(Editorial Comment from Judith) “At this point, I have to give you the other side. I knew almost at once when the bicycle flipped me head over heels and I landed on my back that I was paralyzed. When Neils came in, I was battered and bruised and hadn’t even begun to deal with what it all meant. When our eyes locked I smiled mostly in wonder because I could see love, a physical manifestation, as a light with many colors streaming from his face. I knew that we were together, united and I was safe, as I had never before been safe.”
The five minutes I was given became an hour. I thanked the nurse for letting me stay.
Aimee would later ask me if I could deal with being her mother’s caregiver.
“I will do this,” I said.
The next day Judith’s daughter April arrived from Arizona. The day after that her son flew in from New Zealand. The three of them took charge of insurance, doctors, the hospital and things I knew nothing about.
A week later she moved to a regular hospital room. The family continued to visit and her friends and coworkers often filled her room. As word of Judith’s accident spread, flowers flooded in and spilled into the hallway.
I did not, until that moment, know how well loved and respected she was.
“Why me? Of all the men on that dance floor, why did she pick me?” This woman who was so well regarded at her work and had such a wide ranging set of friends chose some dolt like me. Doubts about my ability to be a suitable caregiver crept in. She had a lot more support and resources available than I could give her.
Eventually she left the hospital and went to a rehab center. We put our home up for sale and began looking for something more wheelchair friendly. At this point my real caregiving skills were yet to be tested.
The day finally came for her to come home wearing a clamshell brace which covered her from chin to tailbone. She hated that device, but at least she was out of the hospital. Home healthcare services were set up and I continued to go to work. My shift work and 14 hour workdays weighed me down. The physical issues Judith had were not unlike that of a newborn baby. The changes in her body functions required frequent attention. Preparing meals, bathing and nurturing were not unfamiliar, but the intensity of it was.
Judith has never been a complainer, but she did have days when her outlook suffered terribly. I tried to give her some hope of new adventures with stories about the wonders I’d seen while in the Navy. We soon planned a cruise to the inside passage of Alaska.
More doctor visits, hospital stays and surgeries added to the time demands. The emotional impact on Judith of these trials stressed her ability to cope. There seemed no end in sight.

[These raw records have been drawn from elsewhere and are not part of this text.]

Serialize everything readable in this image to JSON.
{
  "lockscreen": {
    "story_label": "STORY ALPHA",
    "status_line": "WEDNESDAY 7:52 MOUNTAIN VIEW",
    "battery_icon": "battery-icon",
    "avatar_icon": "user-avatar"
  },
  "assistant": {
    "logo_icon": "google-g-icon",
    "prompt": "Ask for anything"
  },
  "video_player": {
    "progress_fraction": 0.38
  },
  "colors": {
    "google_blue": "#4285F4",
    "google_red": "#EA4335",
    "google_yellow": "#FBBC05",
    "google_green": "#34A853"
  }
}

Word soon came that my mother, who lived near Seattle, had developed dementia. She wanted to return to Utah. I couldn’t deal with it. Fortunately, after weeks of searching for a facility to care for her, my brother accepted that challenge and looked after her. Nevertheless, as the years went by, watching her decline was difficult. We were by her side when she passed away peacefully in 2010. I’ll always be grateful for that.
Thank you Neils and Judith for sharing your story. We look forward to next Sunday, part 2.